What are brigs and confinement facilities?

Brigs are regional military prisons that house inmates serving shorter sentences. Longer-term confinement facilities include the United States Disciplinary Barracks. Together, brigs and confinement facilities make up the military corrections system.

What are the types of military prisons?

There are three main security level classifications:

  • Minimum security – For well-behaved inmates with minor offenses. The most privileges.
  • Medium security – A moderate environment for typical prisoners.
  • Maximum security – Highly controlled isolation for the most dangerous inmates.

Some facilities have areas for all security levels.

Can you get parole from a military prison?
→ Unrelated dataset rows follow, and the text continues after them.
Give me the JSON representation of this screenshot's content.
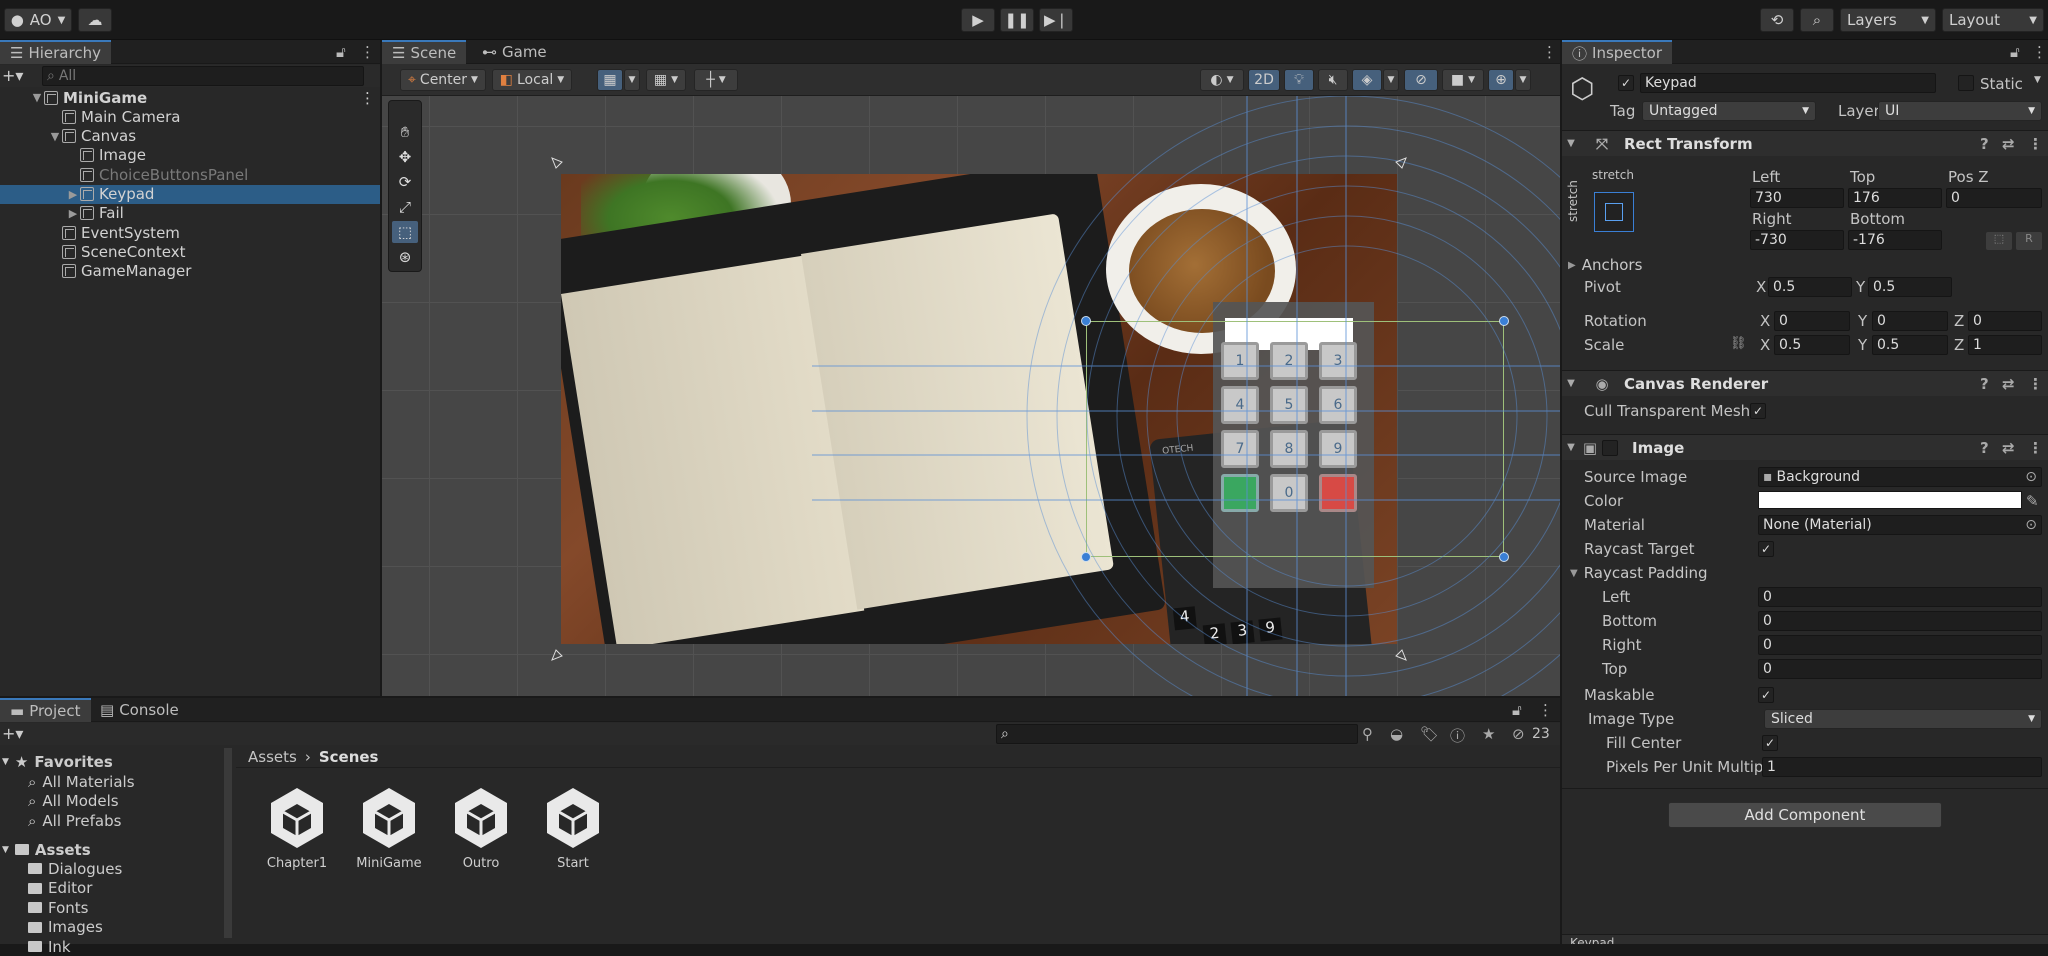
{
  "topbar": {
    "account": "AO",
    "layers_label": "Layers",
    "layout_label": "Layout"
  },
  "hierarchy": {
    "tab": "Hierarchy",
    "search_placeholder": "All",
    "items": [
      {
        "label": "MiniGame",
        "depth": 0,
        "expanded": true
      },
      {
        "label": "Main Camera",
        "depth": 1
      },
      {
        "label": "Canvas",
        "depth": 1,
        "expanded": true
      },
      {
        "label": "Image",
        "depth": 2
      },
      {
        "label": "ChoiceButtonsPanel",
        "depth": 2,
        "disabled": true
      },
      {
        "label": "Keypad",
        "depth": 2,
        "selected": true
      },
      {
        "label": "Fail",
        "depth": 2
      },
      {
        "label": "EventSystem",
        "depth": 1
      },
      {
        "label": "SceneContext",
        "depth": 1
      },
      {
        "label": "GameManager",
        "depth": 1
      }
    ]
  },
  "scene": {
    "tab_scene": "Scene",
    "tab_game": "Game",
    "pivot_mode": "Center",
    "space_mode": "Local",
    "mode_2d": "2D",
    "keypad_keys": [
      "1",
      "2",
      "3",
      "4",
      "5",
      "6",
      "7",
      "8",
      "9",
      "0"
    ],
    "calc_keys": [
      "4",
      "2",
      "3",
      "9"
    ],
    "calc_brand": "OTECH"
  },
  "inspector": {
    "tab": "Inspector",
    "object_name": "Keypad",
    "static_label": "Static",
    "tag_label": "Tag",
    "tag_value": "Untagged",
    "layer_label": "Layer",
    "layer_value": "UI",
    "rect": {
      "title": "Rect Transform",
      "stretch": "stretch",
      "left_label": "Left",
      "left": "730",
      "top_label": "Top",
      "top": "176",
      "posz_label": "Pos Z",
      "posz": "0",
      "right_label": "Right",
      "right": "-730",
      "bottom_label": "Bottom",
      "bottom": "-176",
      "anchors": "Anchors",
      "pivot_label": "Pivot",
      "pivot_x": "0.5",
      "pivot_y": "0.5",
      "rotation_label": "Rotation",
      "rot_x": "0",
      "rot_y": "0",
      "rot_z": "0",
      "scale_label": "Scale",
      "scale_x": "0.5",
      "scale_y": "0.5",
      "scale_z": "1"
    },
    "canvas_renderer": {
      "title": "Canvas Renderer",
      "cull_label": "Cull Transparent Mesh"
    },
    "image": {
      "title": "Image",
      "source_label": "Source Image",
      "source_value": "Background",
      "color_label": "Color",
      "material_label": "Material",
      "material_value": "None (Material)",
      "raycast_target": "Raycast Target",
      "raycast_padding": "Raycast Padding",
      "pad_left": "Left",
      "pad_left_val": "0",
      "pad_bottom": "Bottom",
      "pad_bottom_val": "0",
      "pad_right": "Right",
      "pad_right_val": "0",
      "pad_top": "Top",
      "pad_top_val": "0",
      "maskable": "Maskable",
      "image_type_label": "Image Type",
      "image_type": "Sliced",
      "fill_center": "Fill Center",
      "ppu_label": "Pixels Per Unit Multipl",
      "ppu_value": "1"
    },
    "add_component": "Add Component",
    "footer": "Keypad"
  },
  "project": {
    "tab_project": "Project",
    "tab_console": "Console",
    "hidden_count": "23",
    "favorites": "Favorites",
    "fav_items": [
      "All Materials",
      "All Models",
      "All Prefabs"
    ],
    "assets": "Assets",
    "asset_folders": [
      "Dialogues",
      "Editor",
      "Fonts",
      "Images",
      "Ink"
    ],
    "breadcrumb_root": "Assets",
    "breadcrumb_current": "Scenes",
    "scene_files": [
      "Chapter1",
      "MiniGame",
      "Outro",
      "Start"
    ]
  }
}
Yes, inmates can apply for early release on parole after serving a minimum portion of their sentence, usually one third. Parole may be granted for good conduct and participating in rehabilitative programs. If denied parole, prisoners must complete their full sentence.
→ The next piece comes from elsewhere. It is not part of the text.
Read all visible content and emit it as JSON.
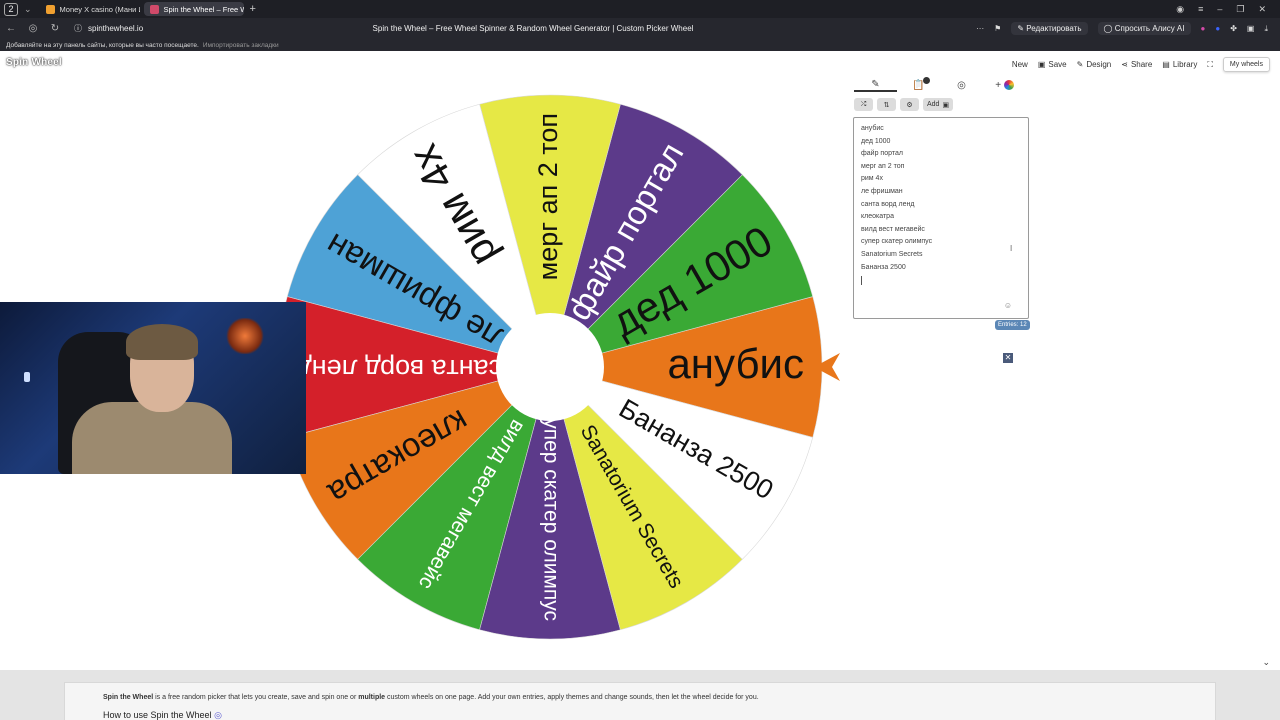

Where do death row military prisoners get executed?

The U.S. Disciplinary Barracks at Fort Leavenworth hosts the military’s death row. After exhausting all appeals, executions are carried out by lethal injection. The last military execution was in 1961.

Do military prisoners get dishonorable discharges?

Courts-martial can sentence inmates to a dishonorable discharge. This discharges them from the military in shame as convicted felons. It results in a loss of benefits and bars future service.

Can military prisoners earn college degrees while incarcerated?

Some facilities offer inmates limited opportunities to earn associate or bachelor’s degrees online through partnerships with universities. College courses provide positive goals for rehabilitation.

How often can inmates receive visitors?

Visitation policies vary by prison security levels. Minimum security may allow weekend visitation. Medium and maximum security typically permit visits on weekends and holidays for a few hours at a time.

What happens when a military prisoner is released?

The military provides civilian clothing, travel funds, and a little money on release. Prisoners are discharged back into the civilian world. Parolees must comply with supervision conditions. Support services are limited, making re-entry challenging.

Share this post on social

About us

We are dedicated to exploring the intricacies of prison life and justice reform through firsthand experiences and expert insights.

See also  What Happens in Female Prisons? Life Behind Bars

Welcome to ‘Prison Inside,’ a blog dedicated to shedding light on the often hidden and misunderstood world within correctional facilities. Through firsthand accounts, personal narratives, and insightful reflections, we delve into the lives of those who find themselves behind bars, offering a unique perspective on the challenges, triumphs, and transformations that unfold within the confines of these walls.

See also  What Happens in Female Prisons? Life Behind Bars